We reported in our last newsletter that, despite record price rises throughout the UK regions, prices in London were barely moving. However, there are signs that things are now beginning to look up for the London market.
The Halifax’s latest House Price Index shows an increase in the rate of annual price growth for London, moving from 2.1% in April to 3.1% in May. There figures are borne out by estate agents who are reporting that the high demand for property in the capital is resulting in more and more sellers holding out for their asking price. They are aware that buyers, anxious to secure a deal before prices rise still further, are increasingly willing to meet that price.
Unlike earlier in the year, agents are also reporting that supply is now beginning to meet demand and transaction rates are up. Agents Chestertons saw a 9% growth in sales in May compared to April and they predict that the London market will remain buoyant for the rest of the summer. The gradual tapering of stamp duty relief doesn’t appear to be having a dampening effect on demand just yet.

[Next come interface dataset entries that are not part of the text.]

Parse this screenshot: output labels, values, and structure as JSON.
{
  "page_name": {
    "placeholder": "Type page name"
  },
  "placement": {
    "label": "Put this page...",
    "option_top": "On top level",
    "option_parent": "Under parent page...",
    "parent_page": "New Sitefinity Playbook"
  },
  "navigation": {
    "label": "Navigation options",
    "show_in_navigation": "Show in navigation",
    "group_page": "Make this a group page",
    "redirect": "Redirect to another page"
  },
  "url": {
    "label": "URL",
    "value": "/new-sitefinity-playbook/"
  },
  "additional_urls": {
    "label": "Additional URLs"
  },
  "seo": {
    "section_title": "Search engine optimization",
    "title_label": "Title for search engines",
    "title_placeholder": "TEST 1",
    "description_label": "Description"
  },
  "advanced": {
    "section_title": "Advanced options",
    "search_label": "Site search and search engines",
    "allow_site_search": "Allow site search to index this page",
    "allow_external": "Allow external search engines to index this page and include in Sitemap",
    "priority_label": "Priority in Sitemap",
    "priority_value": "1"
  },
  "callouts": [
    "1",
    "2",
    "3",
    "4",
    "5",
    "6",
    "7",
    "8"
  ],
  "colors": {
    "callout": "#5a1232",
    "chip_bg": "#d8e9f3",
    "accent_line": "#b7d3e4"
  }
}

Meanwhile, research undertaken recently by the property developers Barratt London is showing that the appeal of living in London is returning, now that people’s lives are getting back to normal. According to their survey, 85% of people currently living in London said they would move within the capital rather than move out.
This compares with only 39% when the same survey was carried out last July. It seems that Londoners are appreciating once again the myriad social, cultural and leisure attractions that the city offers. The under 34 age group were the most likely to be considering a move and would be attracted to parts of London offering the best opportunities to renew their social lives. Those in older age groups are more likely to be motivated by the “race for space” which is the main driving force behind house moves throughout the country.
This gradual return to favour of city life in general is also reflected in a recent Rightmove report that the number of enquiries about city centre housing was up on their portal by 35% in May. There was also a rise of 39% since the beginning of the year in people looking for flats, which adds weight to anecdotal evidence that as workers are gradually returning to offices, many are looking for small flats as a base for working two or three days a week in the city centre.
It seems that the Prime Central London market may well be a beneficiary of this trend. The City of London Corporation recently announced plans to transform empty office space into 1,500 flats. Recent analysis by Knight Frank suggests that the London W2 postcode is set to become a property hotspot in the next few years, as the area benefits from regeneration brought about by the arrival of Crossrail at Paddington. The area’s proximity to the northern edge of Hyde Park will make it increasingly popular as people continue to place greater value on access to green space post-pandemic.
The London Standard is also taking an optimistic view of the London property market. They report on a study by A-Plan Insurance that shows that nine out of ten of the top areas for house price growth in the last decade are in London. Top of the table comes Waltham Forest with a ten-year price rise of 127%, followed by Hackney with a rise of 105% and Barking and Dagenham at 96%. The improvement of transport links in east and south-east London played a large part in fuelling the price growth in these areas and the prediction is that Crossrail could have a similar effect on property prices in outer west London and Essex over the next decade.
There is also upbeat Commentary by Savills on the outlook for the London market. Referring to the cyclical nature of the property market, they make the point that, after a nearly twenty-year period of London prices growing at faster rates than elsewhere, the rest of the country is now simply playing catch up as prices in the capital slow. They are predicting that the annual house price growth in the capital will reach 5% by the end of the year, with potential for growth of over 20% in the next four years.
“The Halifax’s latest House Price Index shows an increase in the rate of annual price growth for London, moving from 2.1% in April to 3.1% in May”.